* [Exercise aim] Look over the entries below. Report how many lines hold the word "highlighted", and only that.

* [Working data]

# # #

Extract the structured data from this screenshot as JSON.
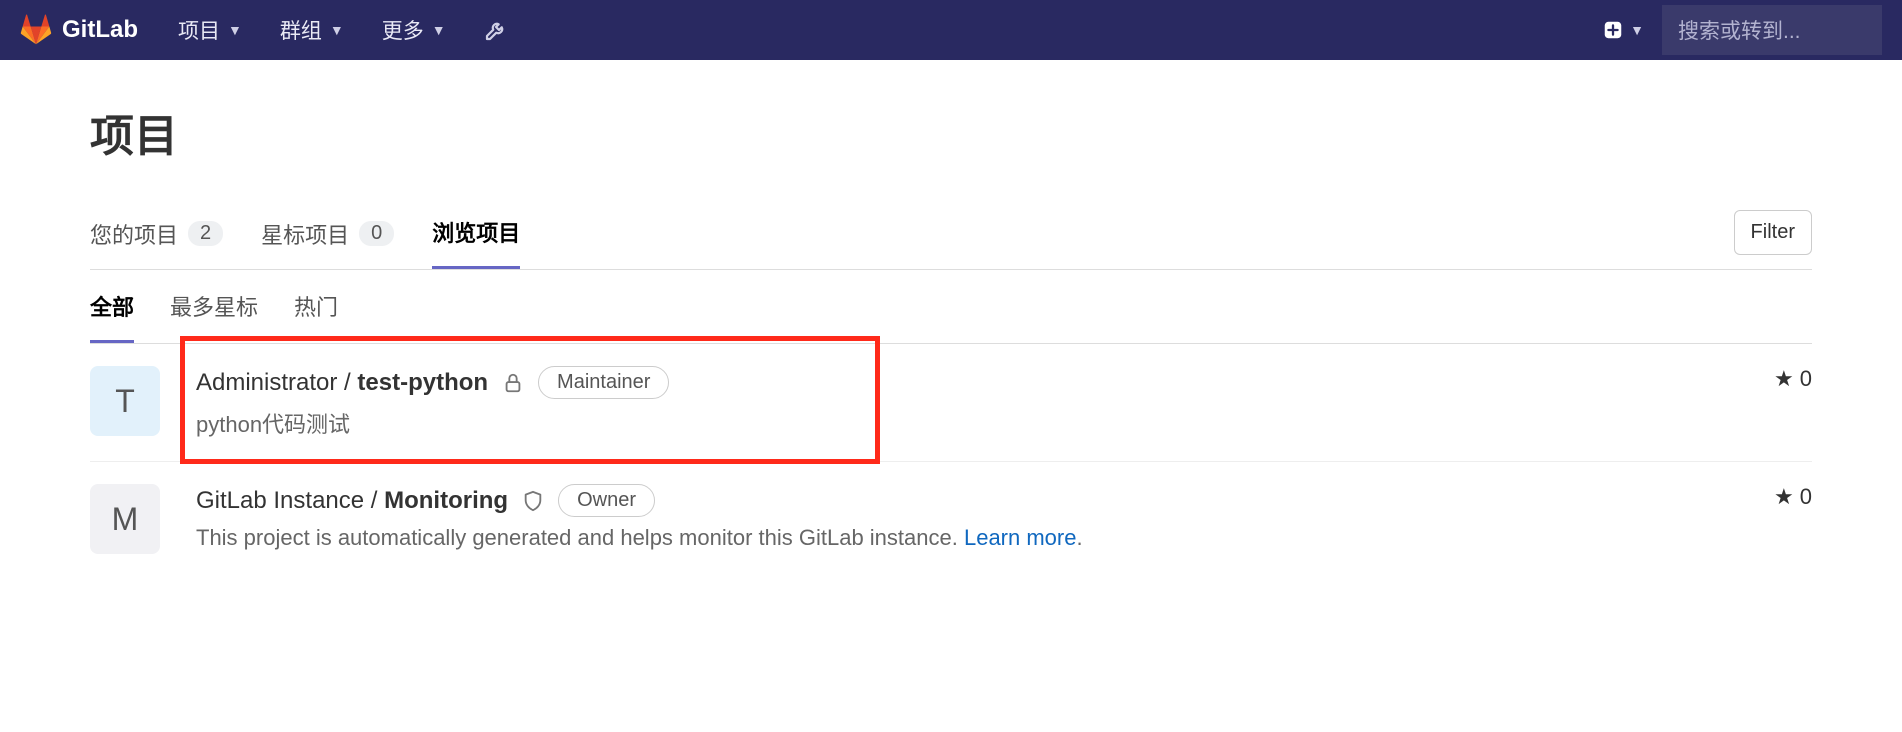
{
  "navbar": {
    "brand": "GitLab",
    "projects": "项目",
    "groups": "群组",
    "more": "更多",
    "search_placeholder": "搜索或转到..."
  },
  "page": {
    "title": "项目",
    "filter": "Filter"
  },
  "tabs": {
    "your": {
      "label": "您的项目",
      "count": "2"
    },
    "starred": {
      "label": "星标项目",
      "count": "0"
    },
    "explore": {
      "label": "浏览项目"
    }
  },
  "subtabs": {
    "all": "全部",
    "most_stars": "最多星标",
    "trending": "热门"
  },
  "projects": [
    {
      "avatar_letter": "T",
      "avatar_class": "blue",
      "namespace": "Administrator / ",
      "name": "test-python",
      "role": "Maintainer",
      "visibility": "private",
      "description": "python代码测试",
      "stars": "0",
      "highlighted": true
    },
    {
      "avatar_letter": "M",
      "avatar_class": "grey",
      "namespace": "GitLab Instance / ",
      "name": "Monitoring",
      "role": "Owner",
      "visibility": "internal",
      "description": "This project is automatically generated and helps monitor this GitLab instance. ",
      "learn_more": "Learn more",
      "stars": "0",
      "highlighted": false
    }
  ]
}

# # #

* [Answer to this exercise] 2